Senior Life

News & information for the seniors in our community

24-hour Elder Abuse hotline
(866) 800-1409 or TTY (888) 206-1327

Left; Michelle Sowell, right; Cathy Sparks

Lunch and Learn event addresses memory disorders and the soon-to-be-opened Copper Creek Cottages

Send a link to a friend  Share

[March 21, 2016]  LINCOLN - On Wednesday, March 16th, the Lincoln/Logan County Chamber of Commerce hosted a lunch and learn event in the community room at Timber Creek Village in Lincoln. The topic of the day centered on mind and memory disorders and was delivered by Copper Creek Cottages Senior Health Specialist Michelle Sowell and Regional Manager Cathy Sparks.

During the program, explanations were given for both disorders and key points for recognizing the illnesses were shared with attendees.

When considering whether or not a person may be suffering the onset of Alzheimer’s it can sometimes be difficult because some of the symptoms experienced are very similar to typical signs of aging. The problems can be recognized, when these typical issues of aging intensify. For example, as we age, it is typical that we might sometimes forget a name or an appointment. It is also typical that we might make an occasional error in our checkbooks. But with developing Alzheimer’s Disease, forgetful increases to a point where that one cannot keep track of daily activities without memory aids such as notes or reminders from family members.

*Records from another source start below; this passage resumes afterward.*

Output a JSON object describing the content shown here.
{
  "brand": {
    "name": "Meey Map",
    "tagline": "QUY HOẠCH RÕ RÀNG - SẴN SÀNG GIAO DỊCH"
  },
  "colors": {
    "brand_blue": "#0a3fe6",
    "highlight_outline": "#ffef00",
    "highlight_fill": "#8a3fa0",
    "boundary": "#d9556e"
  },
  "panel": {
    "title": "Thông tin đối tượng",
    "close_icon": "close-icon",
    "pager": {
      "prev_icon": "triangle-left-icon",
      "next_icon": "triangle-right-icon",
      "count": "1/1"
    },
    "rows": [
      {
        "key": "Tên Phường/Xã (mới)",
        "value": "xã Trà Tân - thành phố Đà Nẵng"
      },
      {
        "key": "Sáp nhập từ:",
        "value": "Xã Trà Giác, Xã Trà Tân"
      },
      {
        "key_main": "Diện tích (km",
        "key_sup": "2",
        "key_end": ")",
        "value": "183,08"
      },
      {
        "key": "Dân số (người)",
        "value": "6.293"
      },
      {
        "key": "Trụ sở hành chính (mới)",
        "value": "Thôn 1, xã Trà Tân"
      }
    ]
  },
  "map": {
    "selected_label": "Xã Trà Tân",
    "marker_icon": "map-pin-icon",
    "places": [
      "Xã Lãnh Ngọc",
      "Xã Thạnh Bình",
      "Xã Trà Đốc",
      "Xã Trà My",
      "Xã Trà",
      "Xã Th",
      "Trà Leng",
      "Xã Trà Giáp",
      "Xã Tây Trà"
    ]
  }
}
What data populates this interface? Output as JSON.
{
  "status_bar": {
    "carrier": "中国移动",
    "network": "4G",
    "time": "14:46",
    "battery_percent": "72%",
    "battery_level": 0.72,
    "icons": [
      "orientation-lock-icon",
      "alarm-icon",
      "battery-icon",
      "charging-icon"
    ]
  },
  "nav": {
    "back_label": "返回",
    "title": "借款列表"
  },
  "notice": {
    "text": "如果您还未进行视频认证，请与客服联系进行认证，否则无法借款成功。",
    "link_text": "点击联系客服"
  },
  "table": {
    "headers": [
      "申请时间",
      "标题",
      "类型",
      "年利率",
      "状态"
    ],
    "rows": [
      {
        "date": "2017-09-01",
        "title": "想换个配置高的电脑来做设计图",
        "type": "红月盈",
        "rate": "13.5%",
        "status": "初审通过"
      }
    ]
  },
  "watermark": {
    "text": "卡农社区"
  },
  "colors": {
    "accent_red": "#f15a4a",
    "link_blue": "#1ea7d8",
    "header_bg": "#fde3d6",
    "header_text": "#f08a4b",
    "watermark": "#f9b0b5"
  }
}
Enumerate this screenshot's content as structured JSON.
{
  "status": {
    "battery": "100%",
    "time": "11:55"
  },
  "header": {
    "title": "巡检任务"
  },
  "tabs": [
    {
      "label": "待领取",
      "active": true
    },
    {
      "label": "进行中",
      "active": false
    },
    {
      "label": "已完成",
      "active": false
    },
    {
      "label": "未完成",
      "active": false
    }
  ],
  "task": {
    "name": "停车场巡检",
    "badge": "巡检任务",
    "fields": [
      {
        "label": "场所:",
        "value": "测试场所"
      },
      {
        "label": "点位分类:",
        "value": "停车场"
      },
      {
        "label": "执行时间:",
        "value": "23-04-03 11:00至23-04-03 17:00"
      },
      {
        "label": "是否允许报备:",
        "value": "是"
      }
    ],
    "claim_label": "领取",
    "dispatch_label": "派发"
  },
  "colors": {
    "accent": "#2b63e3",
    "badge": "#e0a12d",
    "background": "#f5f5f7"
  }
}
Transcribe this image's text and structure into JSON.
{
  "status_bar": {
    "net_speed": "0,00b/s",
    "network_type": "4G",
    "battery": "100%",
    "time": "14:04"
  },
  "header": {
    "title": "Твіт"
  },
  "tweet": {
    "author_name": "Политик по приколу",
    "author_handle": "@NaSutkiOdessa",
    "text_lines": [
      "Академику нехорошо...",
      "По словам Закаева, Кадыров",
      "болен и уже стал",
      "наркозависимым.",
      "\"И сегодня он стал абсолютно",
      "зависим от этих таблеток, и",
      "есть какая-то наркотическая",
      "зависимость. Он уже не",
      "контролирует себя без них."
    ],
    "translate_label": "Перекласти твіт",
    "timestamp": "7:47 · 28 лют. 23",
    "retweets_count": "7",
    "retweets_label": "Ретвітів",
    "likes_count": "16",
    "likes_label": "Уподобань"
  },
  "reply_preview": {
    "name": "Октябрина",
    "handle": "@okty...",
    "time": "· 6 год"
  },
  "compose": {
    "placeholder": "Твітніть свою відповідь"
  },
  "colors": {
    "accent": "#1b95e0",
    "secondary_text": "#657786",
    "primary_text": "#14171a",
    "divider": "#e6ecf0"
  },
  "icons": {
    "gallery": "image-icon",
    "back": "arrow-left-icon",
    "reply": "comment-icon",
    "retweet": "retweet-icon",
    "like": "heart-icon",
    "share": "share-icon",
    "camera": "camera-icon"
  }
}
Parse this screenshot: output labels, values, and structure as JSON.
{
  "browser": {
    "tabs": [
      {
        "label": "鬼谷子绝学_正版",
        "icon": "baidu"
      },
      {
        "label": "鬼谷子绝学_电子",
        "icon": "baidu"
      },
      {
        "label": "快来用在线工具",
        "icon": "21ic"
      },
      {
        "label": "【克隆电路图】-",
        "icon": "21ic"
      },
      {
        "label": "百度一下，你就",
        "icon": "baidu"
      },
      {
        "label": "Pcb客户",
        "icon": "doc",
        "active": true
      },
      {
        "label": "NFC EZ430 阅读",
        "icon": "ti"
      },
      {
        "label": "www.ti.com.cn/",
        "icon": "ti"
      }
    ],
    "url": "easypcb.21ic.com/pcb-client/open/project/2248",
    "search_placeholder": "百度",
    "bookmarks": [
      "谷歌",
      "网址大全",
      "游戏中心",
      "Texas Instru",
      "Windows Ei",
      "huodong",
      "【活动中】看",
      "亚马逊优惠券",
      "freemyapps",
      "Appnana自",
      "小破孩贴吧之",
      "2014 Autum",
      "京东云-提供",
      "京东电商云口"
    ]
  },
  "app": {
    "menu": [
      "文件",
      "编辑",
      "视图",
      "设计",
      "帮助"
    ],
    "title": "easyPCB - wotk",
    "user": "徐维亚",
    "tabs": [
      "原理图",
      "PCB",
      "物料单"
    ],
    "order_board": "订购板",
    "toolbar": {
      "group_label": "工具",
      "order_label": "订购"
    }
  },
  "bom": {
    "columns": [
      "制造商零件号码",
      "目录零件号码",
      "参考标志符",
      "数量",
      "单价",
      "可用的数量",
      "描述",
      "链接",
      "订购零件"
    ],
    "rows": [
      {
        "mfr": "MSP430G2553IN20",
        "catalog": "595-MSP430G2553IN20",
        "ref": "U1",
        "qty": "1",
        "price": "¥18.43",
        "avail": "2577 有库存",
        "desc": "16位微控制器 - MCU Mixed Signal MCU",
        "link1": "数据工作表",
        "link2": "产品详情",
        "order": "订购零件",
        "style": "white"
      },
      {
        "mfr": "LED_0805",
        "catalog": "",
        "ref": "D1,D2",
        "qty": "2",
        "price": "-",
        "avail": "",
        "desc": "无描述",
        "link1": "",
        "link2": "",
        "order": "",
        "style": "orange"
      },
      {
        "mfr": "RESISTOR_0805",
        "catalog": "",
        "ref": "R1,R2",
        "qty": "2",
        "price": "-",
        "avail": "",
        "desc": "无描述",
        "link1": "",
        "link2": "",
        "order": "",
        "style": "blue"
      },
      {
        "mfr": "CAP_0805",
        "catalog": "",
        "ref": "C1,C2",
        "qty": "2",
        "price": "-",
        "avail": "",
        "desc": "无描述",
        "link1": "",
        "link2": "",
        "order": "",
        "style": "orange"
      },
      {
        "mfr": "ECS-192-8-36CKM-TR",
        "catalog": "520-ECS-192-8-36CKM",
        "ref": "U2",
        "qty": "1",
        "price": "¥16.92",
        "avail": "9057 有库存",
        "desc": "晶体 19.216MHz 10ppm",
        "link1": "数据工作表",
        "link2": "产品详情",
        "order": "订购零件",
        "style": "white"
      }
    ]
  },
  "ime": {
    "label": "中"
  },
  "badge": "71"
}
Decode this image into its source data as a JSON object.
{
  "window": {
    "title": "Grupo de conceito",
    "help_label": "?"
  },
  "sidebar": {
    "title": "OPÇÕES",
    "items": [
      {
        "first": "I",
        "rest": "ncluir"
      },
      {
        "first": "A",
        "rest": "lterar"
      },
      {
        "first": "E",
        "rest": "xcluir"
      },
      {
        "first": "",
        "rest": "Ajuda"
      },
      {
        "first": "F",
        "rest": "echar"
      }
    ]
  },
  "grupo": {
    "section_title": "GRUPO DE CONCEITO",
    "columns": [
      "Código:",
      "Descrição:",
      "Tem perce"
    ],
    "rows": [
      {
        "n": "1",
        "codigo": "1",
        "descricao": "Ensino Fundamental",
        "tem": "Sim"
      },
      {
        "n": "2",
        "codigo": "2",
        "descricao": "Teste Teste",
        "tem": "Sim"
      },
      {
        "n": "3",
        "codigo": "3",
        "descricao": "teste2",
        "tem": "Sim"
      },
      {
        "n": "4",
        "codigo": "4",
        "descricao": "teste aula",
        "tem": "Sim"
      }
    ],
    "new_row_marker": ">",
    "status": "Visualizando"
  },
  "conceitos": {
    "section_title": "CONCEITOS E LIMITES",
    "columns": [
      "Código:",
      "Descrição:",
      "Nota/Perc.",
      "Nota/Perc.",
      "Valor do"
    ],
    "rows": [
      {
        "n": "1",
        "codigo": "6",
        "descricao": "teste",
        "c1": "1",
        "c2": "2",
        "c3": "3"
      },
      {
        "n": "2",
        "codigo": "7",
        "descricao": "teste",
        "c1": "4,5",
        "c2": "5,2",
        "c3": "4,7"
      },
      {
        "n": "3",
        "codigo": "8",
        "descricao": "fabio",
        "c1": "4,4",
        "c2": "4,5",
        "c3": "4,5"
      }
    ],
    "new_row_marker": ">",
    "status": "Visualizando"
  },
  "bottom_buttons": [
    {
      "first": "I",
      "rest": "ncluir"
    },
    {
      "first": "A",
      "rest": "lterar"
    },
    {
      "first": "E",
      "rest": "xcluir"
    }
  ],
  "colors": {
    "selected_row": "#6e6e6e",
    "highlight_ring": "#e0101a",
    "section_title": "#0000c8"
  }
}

Also growing confusion and inability to work with numbers to a point where that the person finds it impossible to do tasks such as follow a recipe or understand a monthly bill, are signs that there is a bigger issue.

Another warning sign is that something typical that becomes atypical is the ability to understand and participate in conversations. Everyone from time to time loses their “train of through,” but if the problem becomes so intense that the person is unable to complete a conversation at all, that could be a sign of a much larger problem.

When these bigger problems start, it can result in personality changes within the victim of the illness. Victims may become confused, suspicious of friends and family, fearful and anxious. They may also withdraw from social situations and lose interest in favorite activities or hobbies.

For family dealing with an Alzheimer’s victim, witnessing these changes in loved ones can be very difficult. They may feel that the person they love and care about is gone.

The women shared a handout of a poem by Tara Reed about Alzheimer’s

If Alzheimer’s could speak

Talk to me….
I can hear your words and they still touch my soul.

Smile at me….
My eyes can see you and feel your heart even if I don’t remember how to smile back.

Hold my hand….
I can feel your energy when your hands connect. It makes me feel safe and less alone.

Love me…
My heart can feel your love even if my words can’t express mine.

Live your life….
Help me on my path but don’t press pause on your life. Be the vibrant person I know and love.

Trust the process…
I know this is hard and not what we planned but trust the process. We can’t control it, but we can choose our focus. Remember the good times, know that I am ok and that you are always in my heart.

In understanding Dementia, it was explained that the disorder is caused by damage to the brain. They specific symptoms displayed will depend upon the area of the brain that is affected.

Symptoms of Dementia are very similar to those of Alzheimer’s and may include “Day to day memory, concentration, planning, making decisions, problem-solving, or carrying out a sequence of tasks such as cooking a meal.”

[to top of second column]

Signs of Dementia may include changes in mood, hallucinations, and delusions. Dementia is a progressive disorder, so as time goes by, symptoms will worsen.

Dementia will also have physical effects on victims. As time progresses, the person may show significant weight loss and increased weakness of the muscles. The will also become very limited verbally.

There is no cure for Dementia nor is there a specific treatment for the disease. Therefore, it is important to give the best care possible under the circumstances, something that can take its toll on family members as they strive to be the caregiver for their ailing loved one.

The discussion moved on to how the professional staff at Copper Creek Cottages will be able to assist the victim and family members. They will provide a safe, caring environment, in a setting will help assure as much independence as possible for the patient, while still keeping a caring eye on the progress of their illness.

The facility, now under construction behind Timber Creek Village and Abraham Lincoln Memorial Hospital, will offer “home-like” living for up to 33 residents. The layout will include one-bedroom studio style apartments and also two bedroom apartments. The facility will also provide ample community space for socialization and secured outdoor spaces as well.

Services to residents will include 24-hour care, emergency call response systems, activities and walking paths, medication management and health evaluations by licensed nurses.

Lifestyle services will include freshly prepared meals and snacks, housekeeping service and laundry service.


Caring staff specializing in the care of people with Alzheimer’s and Dementia will be on hand at all time. Nurses will be on hand consistently from 8 a.m. to 8 p.m. and available on call from 8 p.m. to 8 a.m. daily.

Copper Creek Cottages is scheduled to open either late May or early June. Anyone who wishes to learn more about the facility and services offered may contact Cathy Sparks at 217-821-7068 or call 217-651-8364. Interested persons might also want to learn more through the Copper Creek website 

[Roy Logan/Nila Smith]

< Senior Life index page

Back to top